What you are asked to do. Every single entry needs to appear again exactly as given.
::::
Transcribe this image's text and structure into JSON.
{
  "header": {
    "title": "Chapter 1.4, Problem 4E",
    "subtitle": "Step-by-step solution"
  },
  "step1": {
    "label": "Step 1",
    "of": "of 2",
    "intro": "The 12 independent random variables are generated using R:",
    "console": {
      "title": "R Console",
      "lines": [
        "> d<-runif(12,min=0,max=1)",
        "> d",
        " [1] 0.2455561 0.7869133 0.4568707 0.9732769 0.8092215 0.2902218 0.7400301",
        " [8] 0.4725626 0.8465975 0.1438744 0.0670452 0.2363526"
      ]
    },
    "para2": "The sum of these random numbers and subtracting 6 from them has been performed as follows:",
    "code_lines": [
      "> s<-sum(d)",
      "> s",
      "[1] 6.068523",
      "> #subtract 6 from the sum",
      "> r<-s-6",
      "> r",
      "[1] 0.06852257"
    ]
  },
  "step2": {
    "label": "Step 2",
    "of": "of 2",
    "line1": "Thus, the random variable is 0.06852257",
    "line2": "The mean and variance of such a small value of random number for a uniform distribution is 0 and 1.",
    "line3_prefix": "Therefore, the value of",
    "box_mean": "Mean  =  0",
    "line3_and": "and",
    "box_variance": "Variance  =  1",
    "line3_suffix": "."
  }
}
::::
Result.
Transcribe this image's text and structure into JSON.
{
  "header": {
    "title": "Chapter 1.4, Problem 4E",
    "subtitle": "Step-by-step solution"
  },
  "step1": {
    "label": "Step 1",
    "of": "of 2",
    "intro": "The 12 independent random variables are generated using R:",
    "console": {
      "title": "R Console",
      "lines": [
        "> d<-runif(12,min=0,max=1)",
        "> d",
        " [1] 0.2455561 0.7869133 0.4568707 0.9732769 0.8092215 0.2902218 0.7400301",
        " [8] 0.4725626 0.8465975 0.1438744 0.0670452 0.2363526"
      ]
    },
    "para2": "The sum of these random numbers and subtracting 6 from them has been performed as follows:",
    "code_lines": [
      "> s<-sum(d)",
      "> s",
      "[1] 6.068523",
      "> #subtract 6 from the sum",
      "> r<-s-6",
      "> r",
      "[1] 0.06852257"
    ]
  },
  "step2": {
    "label": "Step 2",
    "of": "of 2",
    "line1": "Thus, the random variable is 0.06852257",
    "line2": "The mean and variance of such a small value of random number for a uniform distribution is 0 and 1.",
    "line3_prefix": "Therefore, the value of",
    "box_mean": "Mean  =  0",
    "line3_and": "and",
    "box_variance": "Variance  =  1",
    "line3_suffix": "."
  }
}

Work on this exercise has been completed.